[Required work] Below are records; repeat them all exactly.

Dataset rows for apps and sites:
──────────────────────────────

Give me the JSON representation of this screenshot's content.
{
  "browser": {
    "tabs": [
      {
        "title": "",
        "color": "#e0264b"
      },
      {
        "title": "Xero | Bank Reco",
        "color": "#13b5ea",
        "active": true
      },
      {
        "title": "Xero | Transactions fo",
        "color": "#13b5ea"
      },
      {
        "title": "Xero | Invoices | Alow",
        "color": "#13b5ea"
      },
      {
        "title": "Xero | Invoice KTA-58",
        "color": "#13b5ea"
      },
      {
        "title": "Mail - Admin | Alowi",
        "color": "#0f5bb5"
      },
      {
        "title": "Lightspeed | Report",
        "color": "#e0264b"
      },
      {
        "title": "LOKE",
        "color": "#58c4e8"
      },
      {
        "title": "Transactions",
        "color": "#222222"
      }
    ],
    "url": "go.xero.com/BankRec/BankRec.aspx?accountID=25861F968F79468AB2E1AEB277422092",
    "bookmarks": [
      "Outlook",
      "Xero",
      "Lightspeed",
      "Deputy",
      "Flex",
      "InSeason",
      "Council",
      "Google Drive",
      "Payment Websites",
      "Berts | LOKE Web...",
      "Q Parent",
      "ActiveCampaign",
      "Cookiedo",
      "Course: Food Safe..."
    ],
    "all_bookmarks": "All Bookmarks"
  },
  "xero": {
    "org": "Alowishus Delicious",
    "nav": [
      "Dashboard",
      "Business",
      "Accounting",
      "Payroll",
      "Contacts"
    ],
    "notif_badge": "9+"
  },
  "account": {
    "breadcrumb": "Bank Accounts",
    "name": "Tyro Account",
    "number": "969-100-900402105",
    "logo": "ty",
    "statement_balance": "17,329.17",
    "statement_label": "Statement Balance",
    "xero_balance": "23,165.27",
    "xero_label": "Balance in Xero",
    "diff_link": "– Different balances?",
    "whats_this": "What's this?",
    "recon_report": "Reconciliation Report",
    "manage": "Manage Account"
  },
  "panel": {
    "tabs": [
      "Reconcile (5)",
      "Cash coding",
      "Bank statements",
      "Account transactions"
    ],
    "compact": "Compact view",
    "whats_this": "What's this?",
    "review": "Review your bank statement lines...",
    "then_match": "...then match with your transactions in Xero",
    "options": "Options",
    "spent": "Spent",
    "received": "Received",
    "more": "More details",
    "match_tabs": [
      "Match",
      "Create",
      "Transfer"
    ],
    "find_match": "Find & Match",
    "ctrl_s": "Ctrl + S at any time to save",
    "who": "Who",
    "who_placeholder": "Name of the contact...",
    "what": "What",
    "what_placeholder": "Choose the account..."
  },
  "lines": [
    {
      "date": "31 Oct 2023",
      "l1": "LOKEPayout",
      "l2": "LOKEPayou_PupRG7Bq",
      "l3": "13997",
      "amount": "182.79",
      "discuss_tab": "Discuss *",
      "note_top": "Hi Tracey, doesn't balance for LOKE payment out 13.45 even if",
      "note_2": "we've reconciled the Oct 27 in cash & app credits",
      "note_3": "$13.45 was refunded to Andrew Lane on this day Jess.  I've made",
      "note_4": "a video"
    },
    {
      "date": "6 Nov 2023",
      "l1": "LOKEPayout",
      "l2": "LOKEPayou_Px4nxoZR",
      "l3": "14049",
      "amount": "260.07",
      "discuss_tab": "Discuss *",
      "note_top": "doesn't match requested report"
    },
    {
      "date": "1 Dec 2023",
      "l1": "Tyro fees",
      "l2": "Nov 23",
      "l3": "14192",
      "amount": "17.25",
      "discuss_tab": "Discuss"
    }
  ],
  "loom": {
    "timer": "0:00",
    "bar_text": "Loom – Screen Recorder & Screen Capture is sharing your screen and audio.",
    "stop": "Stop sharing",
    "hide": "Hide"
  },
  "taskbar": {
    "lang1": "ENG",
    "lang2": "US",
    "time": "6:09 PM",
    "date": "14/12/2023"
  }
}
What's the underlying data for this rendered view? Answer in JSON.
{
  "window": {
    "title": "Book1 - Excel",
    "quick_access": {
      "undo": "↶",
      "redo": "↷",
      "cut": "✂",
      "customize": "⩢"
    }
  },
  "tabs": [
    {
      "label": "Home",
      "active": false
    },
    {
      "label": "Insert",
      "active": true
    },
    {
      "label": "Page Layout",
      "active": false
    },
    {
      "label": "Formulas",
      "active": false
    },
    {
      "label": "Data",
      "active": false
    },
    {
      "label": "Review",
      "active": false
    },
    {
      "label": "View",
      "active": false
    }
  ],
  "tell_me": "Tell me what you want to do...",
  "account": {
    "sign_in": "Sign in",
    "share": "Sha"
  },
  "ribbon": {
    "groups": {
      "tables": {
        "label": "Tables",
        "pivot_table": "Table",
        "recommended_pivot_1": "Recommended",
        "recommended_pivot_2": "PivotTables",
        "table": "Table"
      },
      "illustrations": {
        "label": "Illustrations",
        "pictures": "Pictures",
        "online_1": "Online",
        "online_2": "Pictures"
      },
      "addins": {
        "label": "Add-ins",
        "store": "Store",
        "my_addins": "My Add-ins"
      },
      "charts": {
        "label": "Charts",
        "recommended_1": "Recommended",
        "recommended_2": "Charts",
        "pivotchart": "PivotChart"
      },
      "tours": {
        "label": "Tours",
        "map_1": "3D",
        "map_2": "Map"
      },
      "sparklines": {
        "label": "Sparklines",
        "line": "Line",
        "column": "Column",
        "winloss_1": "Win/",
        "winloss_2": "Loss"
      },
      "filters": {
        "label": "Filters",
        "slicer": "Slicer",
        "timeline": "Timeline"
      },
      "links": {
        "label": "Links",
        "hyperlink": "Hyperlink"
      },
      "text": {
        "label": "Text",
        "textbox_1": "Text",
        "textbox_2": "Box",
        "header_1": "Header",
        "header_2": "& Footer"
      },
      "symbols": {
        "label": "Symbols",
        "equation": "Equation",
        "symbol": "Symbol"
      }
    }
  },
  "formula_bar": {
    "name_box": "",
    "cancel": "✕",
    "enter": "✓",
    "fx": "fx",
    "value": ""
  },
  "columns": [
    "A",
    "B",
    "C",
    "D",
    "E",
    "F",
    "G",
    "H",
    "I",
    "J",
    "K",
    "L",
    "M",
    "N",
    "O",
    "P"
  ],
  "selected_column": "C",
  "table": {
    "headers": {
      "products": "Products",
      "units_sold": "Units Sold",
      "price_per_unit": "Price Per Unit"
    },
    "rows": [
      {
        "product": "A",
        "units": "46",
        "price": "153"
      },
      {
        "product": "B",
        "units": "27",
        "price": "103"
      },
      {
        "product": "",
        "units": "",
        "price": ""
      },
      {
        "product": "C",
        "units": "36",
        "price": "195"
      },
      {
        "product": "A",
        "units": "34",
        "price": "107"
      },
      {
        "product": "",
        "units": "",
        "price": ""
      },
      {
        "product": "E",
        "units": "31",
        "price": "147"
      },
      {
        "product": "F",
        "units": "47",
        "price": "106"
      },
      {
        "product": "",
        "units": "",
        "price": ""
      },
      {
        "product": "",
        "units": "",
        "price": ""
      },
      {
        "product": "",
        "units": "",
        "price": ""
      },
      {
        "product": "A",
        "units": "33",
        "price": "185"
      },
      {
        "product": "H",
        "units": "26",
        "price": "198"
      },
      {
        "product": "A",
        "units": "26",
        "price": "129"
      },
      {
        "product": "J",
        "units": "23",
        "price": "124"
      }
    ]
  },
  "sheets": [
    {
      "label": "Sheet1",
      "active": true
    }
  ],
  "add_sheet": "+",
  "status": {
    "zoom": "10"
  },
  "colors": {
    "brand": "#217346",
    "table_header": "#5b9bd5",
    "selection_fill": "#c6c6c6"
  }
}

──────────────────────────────

[Output for this task]
Give me the JSON representation of this screenshot's content.
{
  "browser": {
    "tabs": [
      {
        "title": "",
        "color": "#e0264b"
      },
      {
        "title": "Xero | Bank Reco",
        "color": "#13b5ea",
        "active": true
      },
      {
        "title": "Xero | Transactions fo",
        "color": "#13b5ea"
      },
      {
        "title": "Xero | Invoices | Alow",
        "color": "#13b5ea"
      },
      {
        "title": "Xero | Invoice KTA-58",
        "color": "#13b5ea"
      },
      {
        "title": "Mail - Admin | Alowi",
        "color": "#0f5bb5"
      },
      {
        "title": "Lightspeed | Report",
        "color": "#e0264b"
      },
      {
        "title": "LOKE",
        "color": "#58c4e8"
      },
      {
        "title": "Transactions",
        "color": "#222222"
      }
    ],
    "url": "go.xero.com/BankRec/BankRec.aspx?accountID=25861F968F79468AB2E1AEB277422092",
    "bookmarks": [
      "Outlook",
      "Xero",
      "Lightspeed",
      "Deputy",
      "Flex",
      "InSeason",
      "Council",
      "Google Drive",
      "Payment Websites",
      "Berts | LOKE Web...",
      "Q Parent",
      "ActiveCampaign",
      "Cookiedo",
      "Course: Food Safe..."
    ],
    "all_bookmarks": "All Bookmarks"
  },
  "xero": {
    "org": "Alowishus Delicious",
    "nav": [
      "Dashboard",
      "Business",
      "Accounting",
      "Payroll",
      "Contacts"
    ],
    "notif_badge": "9+"
  },
  "account": {
    "breadcrumb": "Bank Accounts",
    "name": "Tyro Account",
    "number": "969-100-900402105",
    "logo": "ty",
    "statement_balance": "17,329.17",
    "statement_label": "Statement Balance",
    "xero_balance": "23,165.27",
    "xero_label": "Balance in Xero",
    "diff_link": "– Different balances?",
    "whats_this": "What's this?",
    "recon_report": "Reconciliation Report",
    "manage": "Manage Account"
  },
  "panel": {
    "tabs": [
      "Reconcile (5)",
      "Cash coding",
      "Bank statements",
      "Account transactions"
    ],
    "compact": "Compact view",
    "whats_this": "What's this?",
    "review": "Review your bank statement lines...",
    "then_match": "...then match with your transactions in Xero",
    "options": "Options",
    "spent": "Spent",
    "received": "Received",
    "more": "More details",
    "match_tabs": [
      "Match",
      "Create",
      "Transfer"
    ],
    "find_match": "Find & Match",
    "ctrl_s": "Ctrl + S at any time to save",
    "who": "Who",
    "who_placeholder": "Name of the contact...",
    "what": "What",
    "what_placeholder": "Choose the account..."
  },
  "lines": [
    {
      "date": "31 Oct 2023",
      "l1": "LOKEPayout",
      "l2": "LOKEPayou_PupRG7Bq",
      "l3": "13997",
      "amount": "182.79",
      "discuss_tab": "Discuss *",
      "note_top": "Hi Tracey, doesn't balance for LOKE payment out 13.45 even if",
      "note_2": "we've reconciled the Oct 27 in cash & app credits",
      "note_3": "$13.45 was refunded to Andrew Lane on this day Jess.  I've made",
      "note_4": "a video"
    },
    {
      "date": "6 Nov 2023",
      "l1": "LOKEPayout",
      "l2": "LOKEPayou_Px4nxoZR",
      "l3": "14049",
      "amount": "260.07",
      "discuss_tab": "Discuss *",
      "note_top": "doesn't match requested report"
    },
    {
      "date": "1 Dec 2023",
      "l1": "Tyro fees",
      "l2": "Nov 23",
      "l3": "14192",
      "amount": "17.25",
      "discuss_tab": "Discuss"
    }
  ],
  "loom": {
    "timer": "0:00",
    "bar_text": "Loom – Screen Recorder & Screen Capture is sharing your screen and audio.",
    "stop": "Stop sharing",
    "hide": "Hide"
  },
  "taskbar": {
    "lang1": "ENG",
    "lang2": "US",
    "time": "6:09 PM",
    "date": "14/12/2023"
  }
}
What's the underlying data for this rendered view? Answer in JSON.
{
  "window": {
    "title": "Book1 - Excel",
    "quick_access": {
      "undo": "↶",
      "redo": "↷",
      "cut": "✂",
      "customize": "⩢"
    }
  },
  "tabs": [
    {
      "label": "Home",
      "active": false
    },
    {
      "label": "Insert",
      "active": true
    },
    {
      "label": "Page Layout",
      "active": false
    },
    {
      "label": "Formulas",
      "active": false
    },
    {
      "label": "Data",
      "active": false
    },
    {
      "label": "Review",
      "active": false
    },
    {
      "label": "View",
      "active": false
    }
  ],
  "tell_me": "Tell me what you want to do...",
  "account": {
    "sign_in": "Sign in",
    "share": "Sha"
  },
  "ribbon": {
    "groups": {
      "tables": {
        "label": "Tables",
        "pivot_table": "Table",
        "recommended_pivot_1": "Recommended",
        "recommended_pivot_2": "PivotTables",
        "table": "Table"
      },
      "illustrations": {
        "label": "Illustrations",
        "pictures": "Pictures",
        "online_1": "Online",
        "online_2": "Pictures"
      },
      "addins": {
        "label": "Add-ins",
        "store": "Store",
        "my_addins": "My Add-ins"
      },
      "charts": {
        "label": "Charts",
        "recommended_1": "Recommended",
        "recommended_2": "Charts",
        "pivotchart": "PivotChart"
      },
      "tours": {
        "label": "Tours",
        "map_1": "3D",
        "map_2": "Map"
      },
      "sparklines": {
        "label": "Sparklines",
        "line": "Line",
        "column": "Column",
        "winloss_1": "Win/",
        "winloss_2": "Loss"
      },
      "filters": {
        "label": "Filters",
        "slicer": "Slicer",
        "timeline": "Timeline"
      },
      "links": {
        "label": "Links",
        "hyperlink": "Hyperlink"
      },
      "text": {
        "label": "Text",
        "textbox_1": "Text",
        "textbox_2": "Box",
        "header_1": "Header",
        "header_2": "& Footer"
      },
      "symbols": {
        "label": "Symbols",
        "equation": "Equation",
        "symbol": "Symbol"
      }
    }
  },
  "formula_bar": {
    "name_box": "",
    "cancel": "✕",
    "enter": "✓",
    "fx": "fx",
    "value": ""
  },
  "columns": [
    "A",
    "B",
    "C",
    "D",
    "E",
    "F",
    "G",
    "H",
    "I",
    "J",
    "K",
    "L",
    "M",
    "N",
    "O",
    "P"
  ],
  "selected_column": "C",
  "table": {
    "headers": {
      "products": "Products",
      "units_sold": "Units Sold",
      "price_per_unit": "Price Per Unit"
    },
    "rows": [
      {
        "product": "A",
        "units": "46",
        "price": "153"
      },
      {
        "product": "B",
        "units": "27",
        "price": "103"
      },
      {
        "product": "",
        "units": "",
        "price": ""
      },
      {
        "product": "C",
        "units": "36",
        "price": "195"
      },
      {
        "product": "A",
        "units": "34",
        "price": "107"
      },
      {
        "product": "",
        "units": "",
        "price": ""
      },
      {
        "product": "E",
        "units": "31",
        "price": "147"
      },
      {
        "product": "F",
        "units": "47",
        "price": "106"
      },
      {
        "product": "",
        "units": "",
        "price": ""
      },
      {
        "product": "",
        "units": "",
        "price": ""
      },
      {
        "product": "",
        "units": "",
        "price": ""
      },
      {
        "product": "A",
        "units": "33",
        "price": "185"
      },
      {
        "product": "H",
        "units": "26",
        "price": "198"
      },
      {
        "product": "A",
        "units": "26",
        "price": "129"
      },
      {
        "product": "J",
        "units": "23",
        "price": "124"
      }
    ]
  },
  "sheets": [
    {
      "label": "Sheet1",
      "active": true
    }
  ],
  "add_sheet": "+",
  "status": {
    "zoom": "10"
  },
  "colors": {
    "brand": "#217346",
    "table_header": "#5b9bd5",
    "selection_fill": "#c6c6c6"
  }
}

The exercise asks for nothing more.